Problem -
All of the records must be repeated exactly as they read.

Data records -

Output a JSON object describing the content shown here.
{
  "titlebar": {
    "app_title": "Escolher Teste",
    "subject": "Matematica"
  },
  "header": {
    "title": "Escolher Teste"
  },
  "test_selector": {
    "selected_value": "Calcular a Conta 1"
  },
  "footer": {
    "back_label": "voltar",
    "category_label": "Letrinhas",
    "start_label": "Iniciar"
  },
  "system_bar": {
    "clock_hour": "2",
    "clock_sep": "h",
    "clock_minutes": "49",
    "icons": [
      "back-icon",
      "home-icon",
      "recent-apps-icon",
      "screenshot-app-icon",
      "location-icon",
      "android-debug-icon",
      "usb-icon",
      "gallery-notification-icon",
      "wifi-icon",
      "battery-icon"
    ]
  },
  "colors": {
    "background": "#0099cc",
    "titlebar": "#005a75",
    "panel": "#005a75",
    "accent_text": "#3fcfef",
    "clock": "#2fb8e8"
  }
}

Task answer -
Output a JSON object describing the content shown here.
{
  "titlebar": {
    "app_title": "Escolher Teste",
    "subject": "Matematica"
  },
  "header": {
    "title": "Escolher Teste"
  },
  "test_selector": {
    "selected_value": "Calcular a Conta 1"
  },
  "footer": {
    "back_label": "voltar",
    "category_label": "Letrinhas",
    "start_label": "Iniciar"
  },
  "system_bar": {
    "clock_hour": "2",
    "clock_sep": "h",
    "clock_minutes": "49",
    "icons": [
      "back-icon",
      "home-icon",
      "recent-apps-icon",
      "screenshot-app-icon",
      "location-icon",
      "android-debug-icon",
      "usb-icon",
      "gallery-notification-icon",
      "wifi-icon",
      "battery-icon"
    ]
  },
  "colors": {
    "background": "#0099cc",
    "titlebar": "#005a75",
    "panel": "#005a75",
    "accent_text": "#3fcfef",
    "clock": "#2fb8e8"
  }
}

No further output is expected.